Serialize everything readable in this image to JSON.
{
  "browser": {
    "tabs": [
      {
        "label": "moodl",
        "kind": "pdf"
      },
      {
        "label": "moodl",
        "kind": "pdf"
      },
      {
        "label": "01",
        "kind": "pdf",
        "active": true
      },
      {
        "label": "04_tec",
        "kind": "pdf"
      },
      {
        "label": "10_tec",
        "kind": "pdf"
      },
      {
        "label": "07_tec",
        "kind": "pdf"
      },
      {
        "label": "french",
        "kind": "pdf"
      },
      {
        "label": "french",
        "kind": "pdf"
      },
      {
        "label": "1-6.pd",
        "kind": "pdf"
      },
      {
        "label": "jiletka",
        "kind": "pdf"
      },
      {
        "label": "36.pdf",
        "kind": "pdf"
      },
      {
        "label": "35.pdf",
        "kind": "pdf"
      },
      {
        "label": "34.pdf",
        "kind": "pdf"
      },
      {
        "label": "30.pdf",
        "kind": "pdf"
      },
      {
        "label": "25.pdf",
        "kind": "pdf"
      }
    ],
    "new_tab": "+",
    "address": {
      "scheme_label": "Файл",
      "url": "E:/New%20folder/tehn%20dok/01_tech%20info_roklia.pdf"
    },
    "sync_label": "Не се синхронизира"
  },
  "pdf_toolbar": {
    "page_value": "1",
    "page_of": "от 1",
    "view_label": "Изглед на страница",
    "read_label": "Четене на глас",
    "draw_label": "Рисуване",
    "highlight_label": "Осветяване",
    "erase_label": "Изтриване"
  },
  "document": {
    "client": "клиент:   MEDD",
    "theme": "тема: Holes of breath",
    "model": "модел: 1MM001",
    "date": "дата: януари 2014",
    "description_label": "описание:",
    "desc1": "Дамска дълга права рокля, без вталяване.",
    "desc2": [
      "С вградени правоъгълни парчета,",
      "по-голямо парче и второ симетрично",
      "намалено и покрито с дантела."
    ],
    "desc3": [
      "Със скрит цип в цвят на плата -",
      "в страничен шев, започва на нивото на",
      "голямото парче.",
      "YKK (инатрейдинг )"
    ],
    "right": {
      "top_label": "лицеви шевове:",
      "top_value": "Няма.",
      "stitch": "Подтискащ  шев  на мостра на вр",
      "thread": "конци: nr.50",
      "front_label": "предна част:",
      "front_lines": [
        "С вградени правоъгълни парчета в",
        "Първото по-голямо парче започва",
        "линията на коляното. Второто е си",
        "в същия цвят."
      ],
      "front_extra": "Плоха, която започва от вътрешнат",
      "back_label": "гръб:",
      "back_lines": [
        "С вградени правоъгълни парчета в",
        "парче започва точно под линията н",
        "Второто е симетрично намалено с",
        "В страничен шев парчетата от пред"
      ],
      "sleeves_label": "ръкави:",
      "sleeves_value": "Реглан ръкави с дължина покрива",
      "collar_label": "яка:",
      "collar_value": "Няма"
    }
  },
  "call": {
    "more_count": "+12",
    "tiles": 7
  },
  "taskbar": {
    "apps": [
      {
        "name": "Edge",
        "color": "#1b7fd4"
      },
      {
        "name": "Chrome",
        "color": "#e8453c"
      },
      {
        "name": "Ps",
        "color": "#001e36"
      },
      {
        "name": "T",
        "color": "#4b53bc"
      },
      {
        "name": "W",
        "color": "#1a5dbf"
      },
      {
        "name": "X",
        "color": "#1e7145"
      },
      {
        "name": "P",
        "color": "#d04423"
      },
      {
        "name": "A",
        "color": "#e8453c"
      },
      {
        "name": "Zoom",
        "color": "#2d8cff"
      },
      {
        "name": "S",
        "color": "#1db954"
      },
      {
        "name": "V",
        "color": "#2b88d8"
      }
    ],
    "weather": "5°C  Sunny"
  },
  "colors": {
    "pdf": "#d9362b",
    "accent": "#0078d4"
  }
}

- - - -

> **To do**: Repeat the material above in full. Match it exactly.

> **Solution to this exercise**:
Serialize everything readable in this image to JSON.
{
  "browser": {
    "tabs": [
      {
        "label": "moodl",
        "kind": "pdf"
      },
      {
        "label": "moodl",
        "kind": "pdf"
      },
      {
        "label": "01",
        "kind": "pdf",
        "active": true
      },
      {
        "label": "04_tec",
        "kind": "pdf"
      },
      {
        "label": "10_tec",
        "kind": "pdf"
      },
      {
        "label": "07_tec",
        "kind": "pdf"
      },
      {
        "label": "french",
        "kind": "pdf"
      },
      {
        "label": "french",
        "kind": "pdf"
      },
      {
        "label": "1-6.pd",
        "kind": "pdf"
      },
      {
        "label": "jiletka",
        "kind": "pdf"
      },
      {
        "label": "36.pdf",
        "kind": "pdf"
      },
      {
        "label": "35.pdf",
        "kind": "pdf"
      },
      {
        "label": "34.pdf",
        "kind": "pdf"
      },
      {
        "label": "30.pdf",
        "kind": "pdf"
      },
      {
        "label": "25.pdf",
        "kind": "pdf"
      }
    ],
    "new_tab": "+",
    "address": {
      "scheme_label": "Файл",
      "url": "E:/New%20folder/tehn%20dok/01_tech%20info_roklia.pdf"
    },
    "sync_label": "Не се синхронизира"
  },
  "pdf_toolbar": {
    "page_value": "1",
    "page_of": "от 1",
    "view_label": "Изглед на страница",
    "read_label": "Четене на глас",
    "draw_label": "Рисуване",
    "highlight_label": "Осветяване",
    "erase_label": "Изтриване"
  },
  "document": {
    "client": "клиент:   MEDD",
    "theme": "тема: Holes of breath",
    "model": "модел: 1MM001",
    "date": "дата: януари 2014",
    "description_label": "описание:",
    "desc1": "Дамска дълга права рокля, без вталяване.",
    "desc2": [
      "С вградени правоъгълни парчета,",
      "по-голямо парче и второ симетрично",
      "намалено и покрито с дантела."
    ],
    "desc3": [
      "Със скрит цип в цвят на плата -",
      "в страничен шев, започва на нивото на",
      "голямото парче.",
      "YKK (инатрейдинг )"
    ],
    "right": {
      "top_label": "лицеви шевове:",
      "top_value": "Няма.",
      "stitch": "Подтискащ  шев  на мостра на вр",
      "thread": "конци: nr.50",
      "front_label": "предна част:",
      "front_lines": [
        "С вградени правоъгълни парчета в",
        "Първото по-голямо парче започва",
        "линията на коляното. Второто е си",
        "в същия цвят."
      ],
      "front_extra": "Плоха, която започва от вътрешнат",
      "back_label": "гръб:",
      "back_lines": [
        "С вградени правоъгълни парчета в",
        "парче започва точно под линията н",
        "Второто е симетрично намалено с",
        "В страничен шев парчетата от пред"
      ],
      "sleeves_label": "ръкави:",
      "sleeves_value": "Реглан ръкави с дължина покрива",
      "collar_label": "яка:",
      "collar_value": "Няма"
    }
  },
  "call": {
    "more_count": "+12",
    "tiles": 7
  },
  "taskbar": {
    "apps": [
      {
        "name": "Edge",
        "color": "#1b7fd4"
      },
      {
        "name": "Chrome",
        "color": "#e8453c"
      },
      {
        "name": "Ps",
        "color": "#001e36"
      },
      {
        "name": "T",
        "color": "#4b53bc"
      },
      {
        "name": "W",
        "color": "#1a5dbf"
      },
      {
        "name": "X",
        "color": "#1e7145"
      },
      {
        "name": "P",
        "color": "#d04423"
      },
      {
        "name": "A",
        "color": "#e8453c"
      },
      {
        "name": "Zoom",
        "color": "#2d8cff"
      },
      {
        "name": "S",
        "color": "#1db954"
      },
      {
        "name": "V",
        "color": "#2b88d8"
      }
    ],
    "weather": "5°C  Sunny"
  },
  "colors": {
    "pdf": "#d9362b",
    "accent": "#0078d4"
  }
}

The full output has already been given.